I had the privilege of visiting Vicente Cuban Cuisine in Detroit this past weekend. It’s not the easiest thing in the world to find a good Cuban joint, but when Cuban cuisine is done right, it is easily among my favorite foods. The combination of Spanish, Caribbean and even some African influences make for some incredible flavors that usually come in plentiful, sometimes even epic, portions. I have eaten at Cuban restaurants in Key West, FL, which boasts of having some of the best Cuban food outside of the island itself, and I have to say that Vicente tops those easily.
Vicente was opened up by a family who immigrated to the U.S. from Cuba in 1967. The decor and atmosphere is simple but perfect – not too overdone, like many bullshit ethnic restaurants, but not too simple, like many modern upscale restaurants. Vicente’s menu ranges from classic pressed Cuban sandwiches and home-style Cuban entrees to authentic Spanish entrees and tapas. Dine inexpensively or go all out and have Cuban or Valencian paellas. Unfortunately the paellas take 45 mins or I would have chosen that as my dinner.
We started out the meal with a pitcher of white Sangria. The waiter recommended the white over the red and I couldn’t thank him more. The white Sangria is the most delicious Sangria I have ever had. It is a sweet taste with peaches and apples with a cinnamon aftertaste that you can taste on your lips minutes after your drink. I honestly have never had anything like this, alcoholic or not. This stuff is legit. After two glasses we were both, as I like to call it, fuzzy faced.
For my starter, I couldn’t pass up on the lobster bisque. I can’t say more than this was rich and creamy with that great, subtle lobster flavor. No big chunks of lobster here, just brothy goodness.
It was rough actually choosing something for my main course.

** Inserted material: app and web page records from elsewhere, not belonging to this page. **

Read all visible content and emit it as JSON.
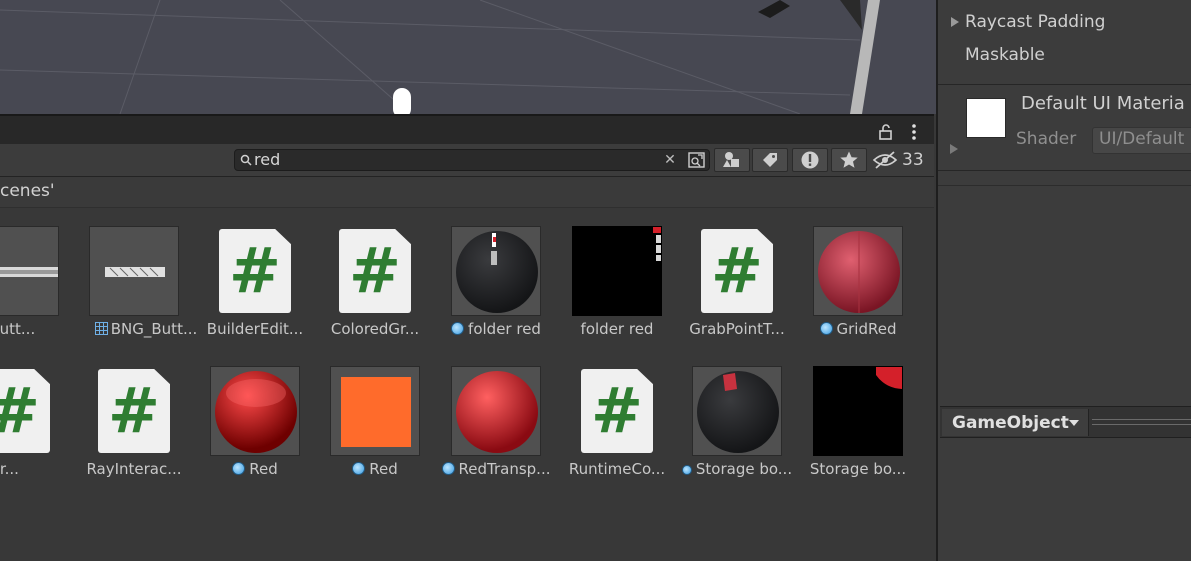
{
  "project_panel": {
    "search": {
      "value": "red",
      "placeholder": ""
    },
    "hidden_count": "33",
    "breadcrumb": "cenes'"
  },
  "assets": [
    {
      "label": "NG_Butt..."
    },
    {
      "label": "BNG_Butt..."
    },
    {
      "label": "BuilderEdit..."
    },
    {
      "label": "ColoredGr..."
    },
    {
      "label": "folder red"
    },
    {
      "label": "folder red"
    },
    {
      "label": "GrabPointT..."
    },
    {
      "label": "GridRed"
    },
    {
      "label": "ticolor..."
    },
    {
      "label": "RayInterac..."
    },
    {
      "label": "Red"
    },
    {
      "label": "Red"
    },
    {
      "label": "RedTransp..."
    },
    {
      "label": "RuntimeCo..."
    },
    {
      "label": "Storage bo..."
    },
    {
      "label": "Storage bo..."
    }
  ],
  "inspector": {
    "raycast_padding": "Raycast Padding",
    "maskable": "Maskable",
    "material_name": "Default UI Materia",
    "shader_label": "Shader",
    "shader_value": "UI/Default",
    "gameobject_menu": "GameObject"
  },
  "colors": {
    "script_hash": "#2f7d32",
    "accent_orange": "#ff6b2b",
    "accent_red": "#d4202a"
  }
}
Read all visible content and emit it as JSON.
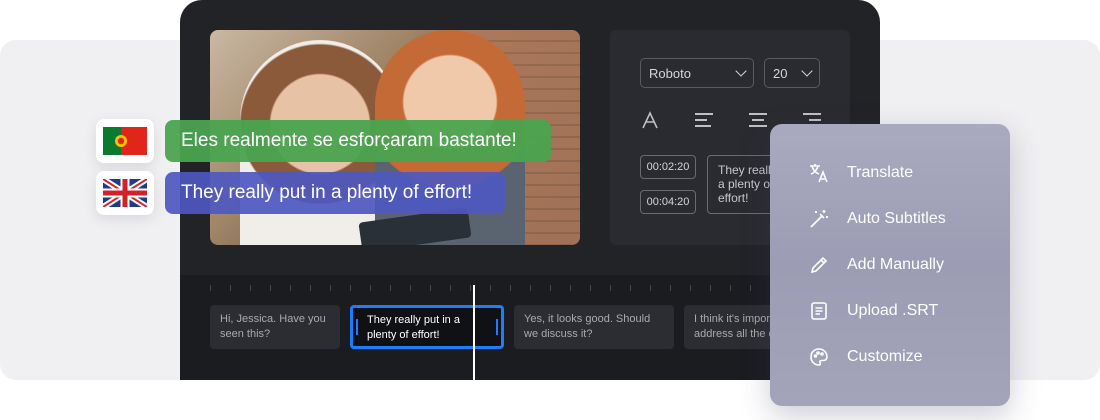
{
  "captions": {
    "portuguese": "Eles realmente se esforçaram bastante!",
    "english": "They really put in a plenty of effort!"
  },
  "flags": {
    "portugal": "portugal-flag-icon",
    "uk": "uk-flag-icon"
  },
  "props": {
    "font": "Roboto",
    "size": "20",
    "times": [
      "00:02:20",
      "00:04:20"
    ],
    "subtitle_text": [
      "They really put in",
      "a plenty of",
      "effort!"
    ]
  },
  "timeline": {
    "clips": [
      {
        "text": "Hi, Jessica. Have you seen this?"
      },
      {
        "text": "They really put in a plenty of effort!"
      },
      {
        "text": "Yes, it looks good. Should we discuss it?"
      },
      {
        "text": "I think it's important to address all the details."
      }
    ]
  },
  "menu": {
    "items": [
      {
        "label": "Translate",
        "icon": "translate-icon"
      },
      {
        "label": "Auto Subtitles",
        "icon": "magic-wand-icon"
      },
      {
        "label": "Add Manually",
        "icon": "pencil-icon"
      },
      {
        "label": "Upload .SRT",
        "icon": "document-icon"
      },
      {
        "label": "Customize",
        "icon": "palette-icon"
      }
    ]
  },
  "colors": {
    "accent": "#1e7cff",
    "caption_pt": "#4aa44f",
    "caption_en": "#4e58c0"
  }
}
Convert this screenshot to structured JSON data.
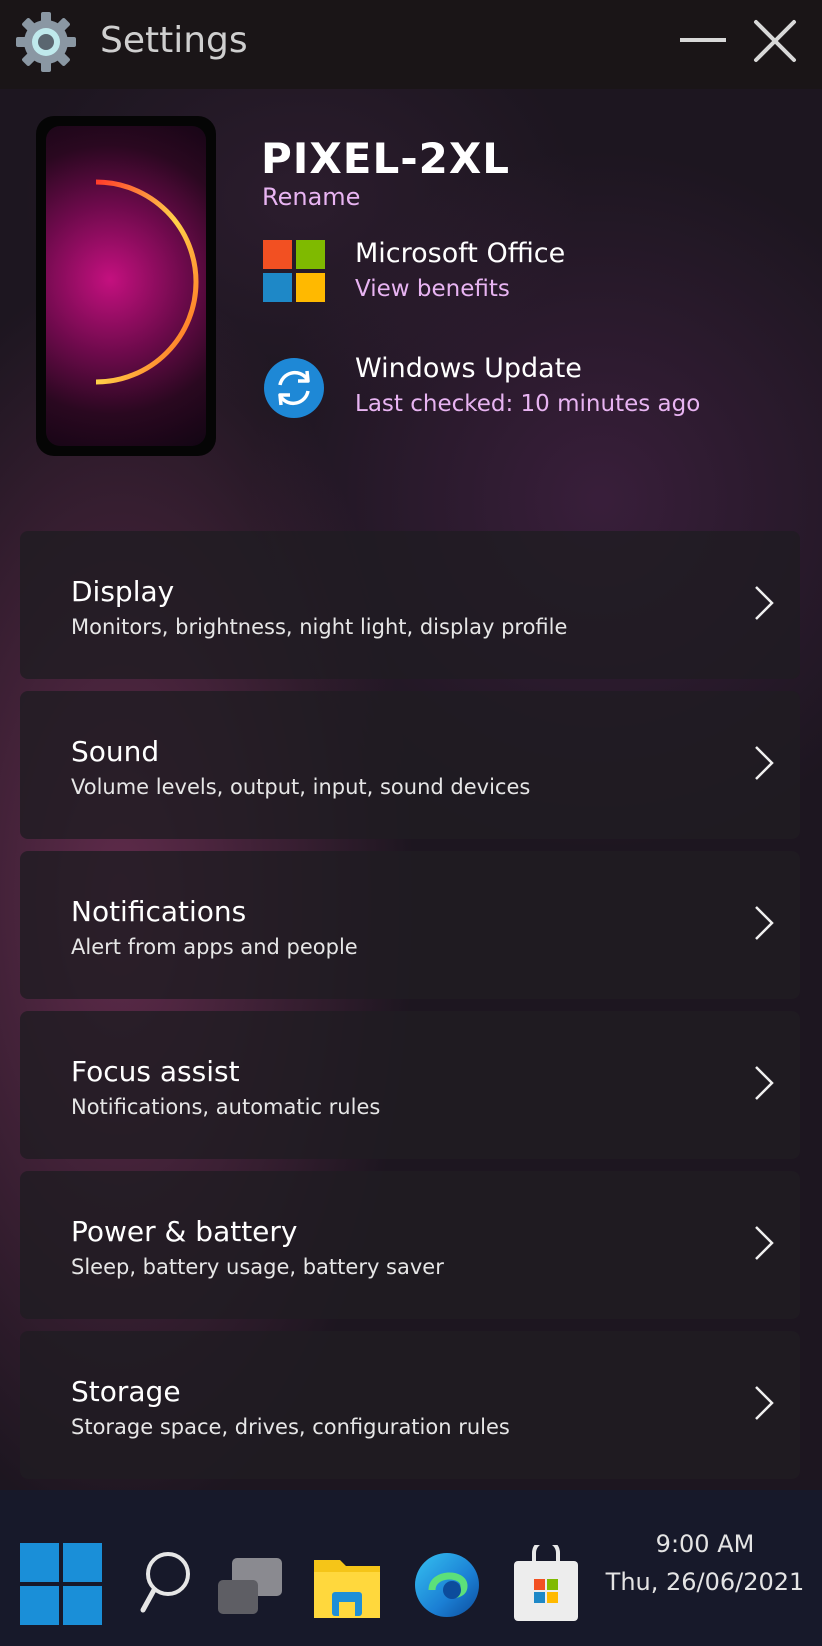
{
  "window": {
    "title": "Settings",
    "icons": {
      "app": "gear-icon",
      "minimize": "minimize-icon",
      "close": "close-icon"
    }
  },
  "device": {
    "name": "PIXEL-2XL",
    "rename_label": "Rename"
  },
  "promos": [
    {
      "icon": "microsoft-office-logo",
      "title": "Microsoft Office",
      "link": "View benefits"
    },
    {
      "icon": "windows-update-icon",
      "title": "Windows Update",
      "subtitle": "Last checked: 10 minutes ago"
    }
  ],
  "settings_list": [
    {
      "title": "Display",
      "subtitle": "Monitors, brightness, night light, display profile"
    },
    {
      "title": "Sound",
      "subtitle": "Volume levels, output, input, sound devices"
    },
    {
      "title": "Notifications",
      "subtitle": "Alert from apps and people"
    },
    {
      "title": "Focus assist",
      "subtitle": "Notifications, automatic rules"
    },
    {
      "title": "Power & battery",
      "subtitle": "Sleep, battery usage, battery saver"
    },
    {
      "title": "Storage",
      "subtitle": "Storage space, drives, configuration  rules"
    }
  ],
  "taskbar": {
    "apps": [
      "start-icon",
      "search-icon",
      "task-view-icon",
      "file-explorer-icon",
      "edge-icon",
      "store-icon"
    ],
    "time": "9:00 AM",
    "date": "Thu, 26/06/2021"
  },
  "colors": {
    "accent_link": "#e8b4f2",
    "background": "#1d1620",
    "taskbar": "#17192a"
  }
}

Everything on the menu was tempting. I ended up going with the Pato a la Naranja, which is a semi-boneless half duck which was roasted until golden brown. It was topped with a Grand Marnier orange sauce which was incredible. I could drink that sauce for breakfast every morning. The outside of the duck was crispy, and the inside was nice and juicy which is a change from a lot of tough duck I’ve had in the past.
Stephanie went with the Gratinado del Chef. This dish was by far the most interesting of the night. It contains shrimp, scallops, and mushrooms sauteed with shallots. It’s then Flambeed with Spanish brandy in a creamy tomato sauce and served in a puff pastry shell with sauteed vegetables and sweet plantains. When I saw it on the menu, the puff pastry scared me off, but it soaked up the sauce and went great with the fillings.

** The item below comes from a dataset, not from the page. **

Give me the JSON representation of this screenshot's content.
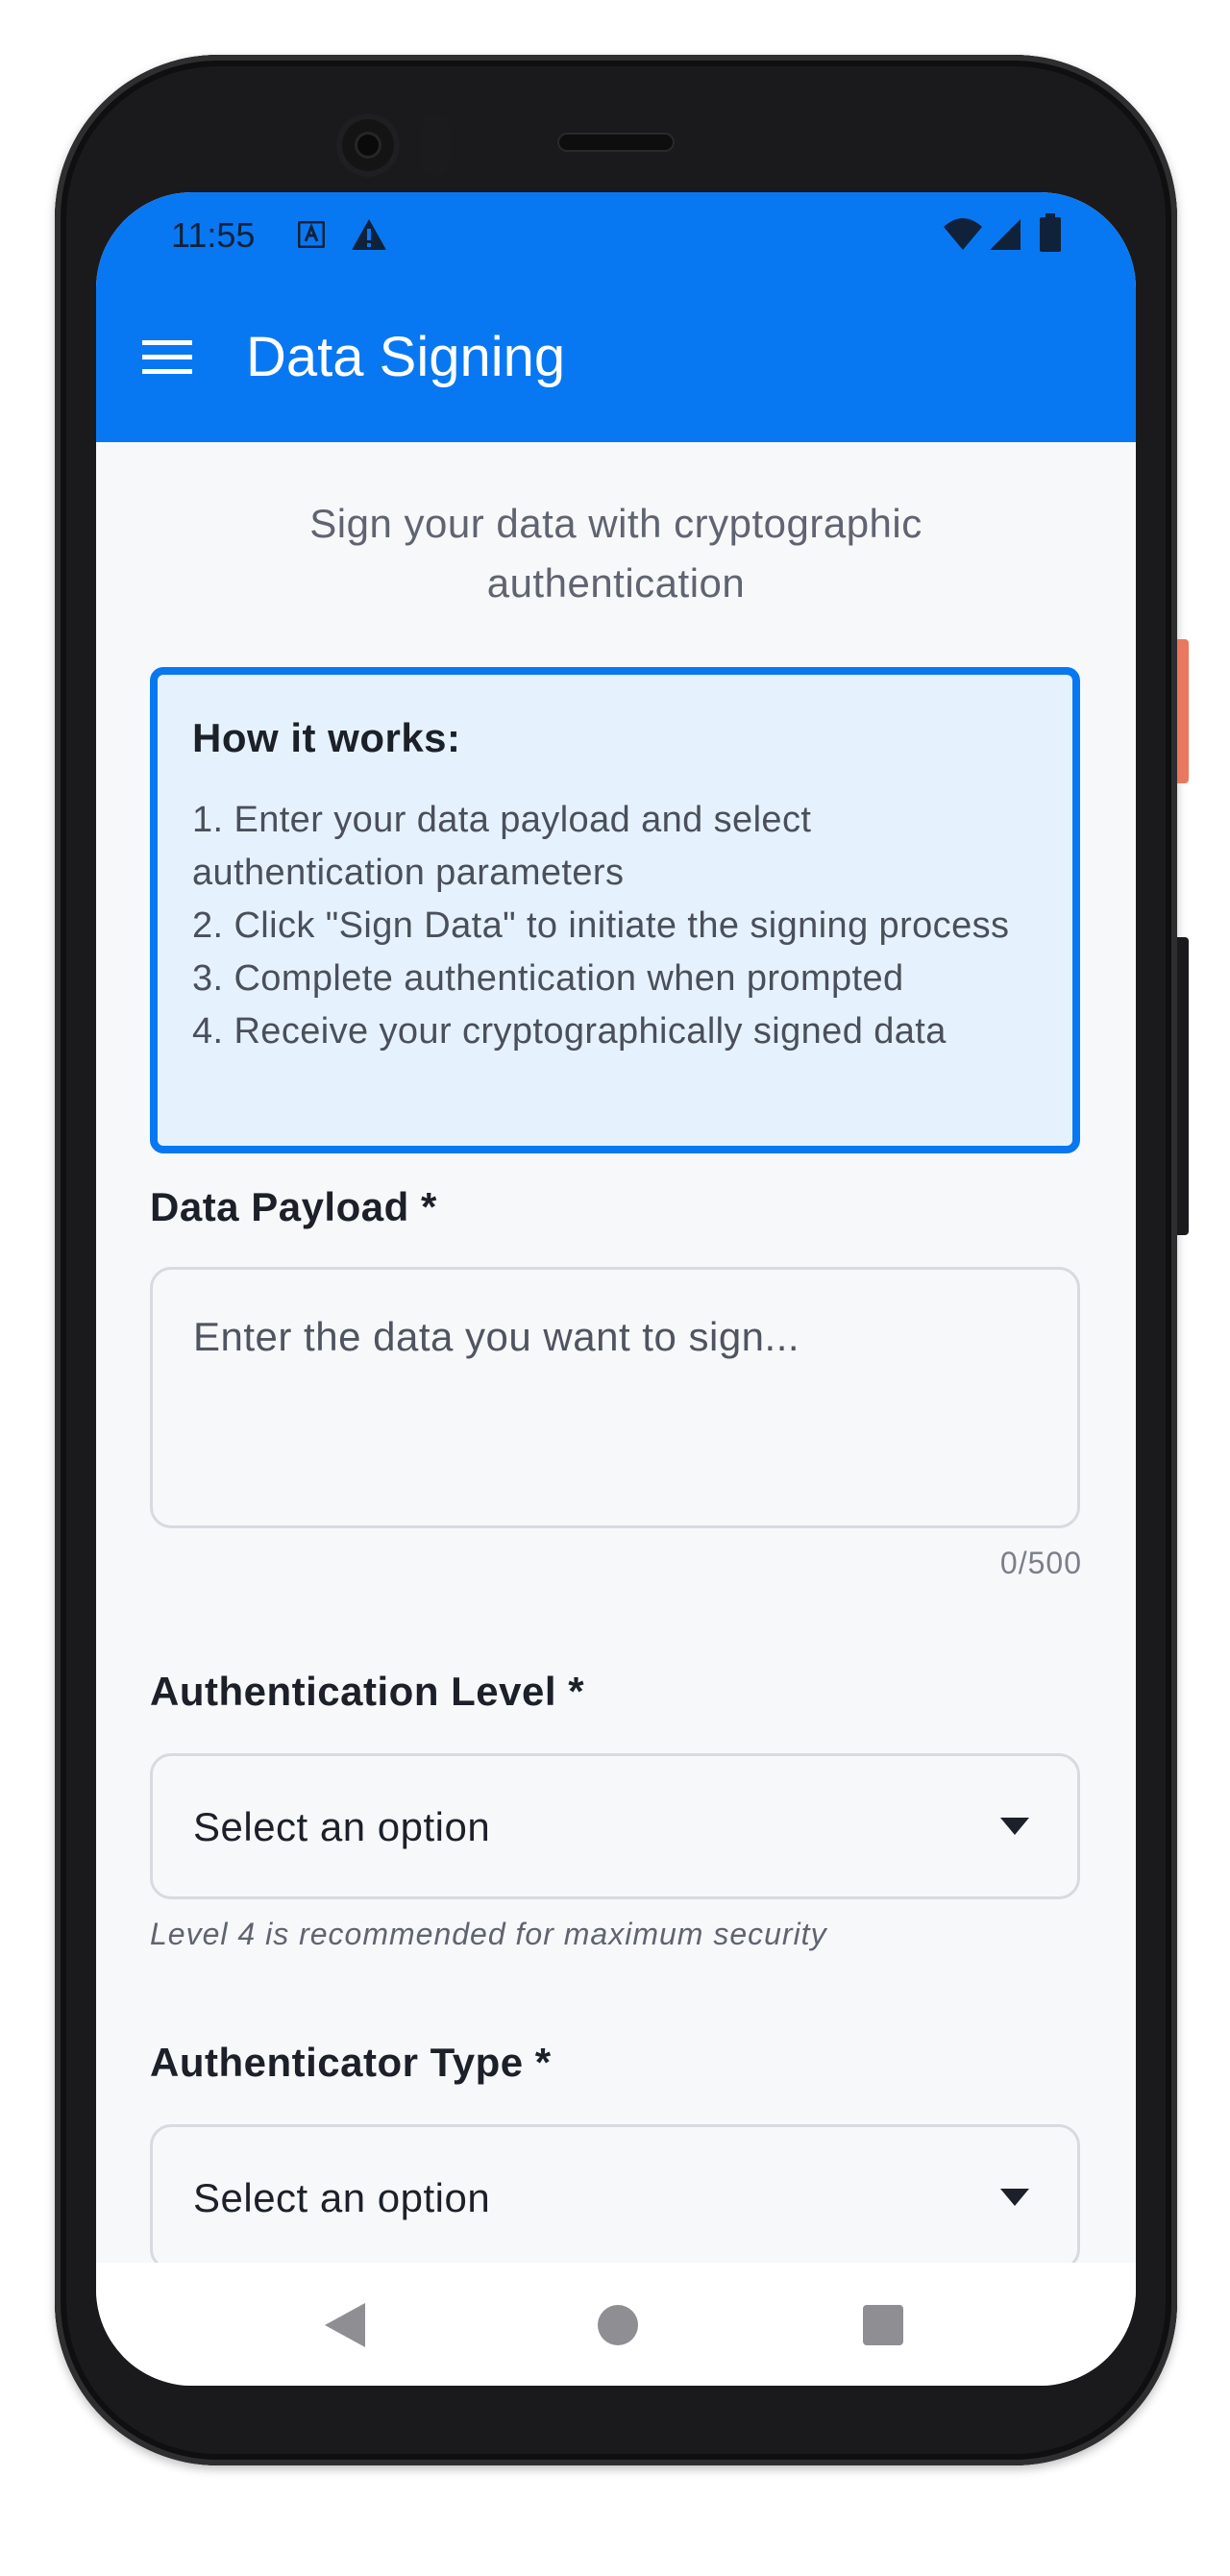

Rob went with the tapas menu, which turned out to be a good choice. On the left is the Tamal Cubano, which is a homemade Cuban corn tamale with bits of pork meat and topped with onions and garlic mojo, and I honestly can’t remember what the dish on the right is. Sorry to drop the ball on that one, but when you’re having a meal as good as this one you mess up a note every now and then. The Sangria could have played a part in that as well.

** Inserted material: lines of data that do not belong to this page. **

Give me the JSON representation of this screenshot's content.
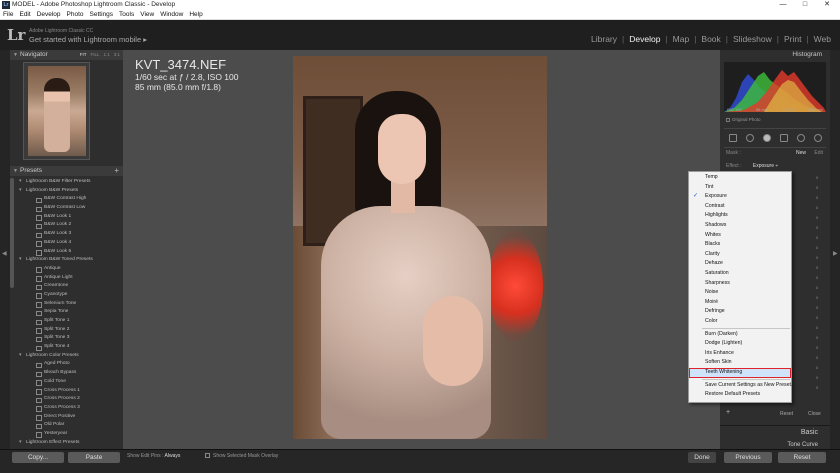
{
  "window": {
    "title": "MODEL - Adobe Photoshop Lightroom Classic - Develop",
    "icon_text": "Lr",
    "controls": [
      "—",
      "□",
      "✕"
    ]
  },
  "menubar": [
    "File",
    "Edit",
    "Develop",
    "Photo",
    "Settings",
    "Tools",
    "View",
    "Window",
    "Help"
  ],
  "identity": {
    "logo": "Lr",
    "subtitle": "Adobe Lightroom Classic CC",
    "main": "Get started with Lightroom mobile ▸"
  },
  "modules": [
    "Library",
    "Develop",
    "Map",
    "Book",
    "Slideshow",
    "Print",
    "Web"
  ],
  "active_module": "Develop",
  "navigator": {
    "title": "Navigator",
    "zoom_options": [
      "FIT",
      "FILL",
      "1:1",
      "3:1"
    ]
  },
  "presets": {
    "title": "Presets",
    "add": "+",
    "rows": [
      {
        "type": "folder",
        "label": "Lightroom B&W Filter Presets"
      },
      {
        "type": "folder",
        "label": "Lightroom B&W Presets"
      },
      {
        "type": "item",
        "label": "B&W Contrast High"
      },
      {
        "type": "item",
        "label": "B&W Contrast Low"
      },
      {
        "type": "item",
        "label": "B&W Look 1"
      },
      {
        "type": "item",
        "label": "B&W Look 2"
      },
      {
        "type": "item",
        "label": "B&W Look 3"
      },
      {
        "type": "item",
        "label": "B&W Look 4"
      },
      {
        "type": "item",
        "label": "B&W Look 5"
      },
      {
        "type": "folder",
        "label": "Lightroom B&W Toned Presets"
      },
      {
        "type": "item",
        "label": "Antique"
      },
      {
        "type": "item",
        "label": "Antique Light"
      },
      {
        "type": "item",
        "label": "Creamtone"
      },
      {
        "type": "item",
        "label": "Cyanotype"
      },
      {
        "type": "item",
        "label": "Selenium Tone"
      },
      {
        "type": "item",
        "label": "Sepia Tone"
      },
      {
        "type": "item",
        "label": "Split Tone 1"
      },
      {
        "type": "item",
        "label": "Split Tone 2"
      },
      {
        "type": "item",
        "label": "Split Tone 3"
      },
      {
        "type": "item",
        "label": "Split Tone 4"
      },
      {
        "type": "folder",
        "label": "Lightroom Color Presets"
      },
      {
        "type": "item",
        "label": "Aged Photo"
      },
      {
        "type": "item",
        "label": "Bleach Bypass"
      },
      {
        "type": "item",
        "label": "Cold Tone"
      },
      {
        "type": "item",
        "label": "Cross Process 1"
      },
      {
        "type": "item",
        "label": "Cross Process 2"
      },
      {
        "type": "item",
        "label": "Cross Process 3"
      },
      {
        "type": "item",
        "label": "Direct Positive"
      },
      {
        "type": "item",
        "label": "Old Polar"
      },
      {
        "type": "item",
        "label": "Yesteryear"
      },
      {
        "type": "folder",
        "label": "Lightroom Effect Presets"
      }
    ]
  },
  "photo_info": {
    "filename": "KVT_3474.NEF",
    "exposure": "1/60 sec at ƒ / 2.8, ISO 100",
    "lens": "85 mm (85.0 mm f/1.8)"
  },
  "toolbar": {
    "copy": "Copy...",
    "paste": "Paste",
    "edit_pins_label": "Show Edit Pins :",
    "edit_pins_value": "Always",
    "overlay_label": "Show Selected Mask Overlay",
    "done": "Done",
    "previous": "Previous",
    "reset": "Reset"
  },
  "histogram": {
    "title": "Histogram",
    "readout": [
      "ISO 100",
      "85 mm",
      "ƒ / 2.8",
      "1/60 sec"
    ],
    "original_photo": "Original Photo"
  },
  "mask": {
    "label": "Mask :",
    "new": "New",
    "edit": "Edit"
  },
  "effect": {
    "label": "Effect :",
    "value": "Exposure ÷"
  },
  "slider_ticks": [
    "0",
    "0",
    "0",
    "0",
    "0",
    "0",
    "0",
    "0",
    "0",
    "0",
    "0",
    "0",
    "0",
    "0",
    "0",
    "0",
    "0",
    "0",
    "0",
    "0",
    "0",
    "0"
  ],
  "right_footer": {
    "plus": "+",
    "reset": "Reset",
    "close": "Close"
  },
  "sections": {
    "basic": "Basic",
    "tone_curve": "Tone Curve"
  },
  "context_menu": {
    "groups": [
      [
        "Temp",
        "Tint",
        "Exposure",
        "Contrast",
        "Highlights",
        "Shadows",
        "Whites",
        "Blacks",
        "Clarity",
        "Dehaze",
        "Saturation",
        "Sharpness",
        "Noise",
        "Moiré",
        "Defringe",
        "Color"
      ],
      [
        "Burn (Darken)",
        "Dodge (Lighten)",
        "Iris Enhance",
        "Soften Skin",
        "Teeth Whitening"
      ],
      [
        "Save Current Settings as New Preset...",
        "Restore Default Presets"
      ]
    ],
    "checked": "Exposure",
    "highlighted": "Teeth Whitening",
    "check_mark": "✓"
  },
  "colors": {
    "accent_highlight": "#e0232b",
    "check": "#1a5bd6",
    "lamp": "#ff4a38"
  }
}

Lisa went with Comarones Crillos, which is Jumbo shrimp sauteed in olive oil, minced garlic, white wine, lemon juice, red pepper flakes, and parsley flakes and served with white rice, sweet plantain, and avocado salad. I have a thing with shrimp, and it involves crying. Thankfully, Lisa took this picture because I was feeling a little emotional.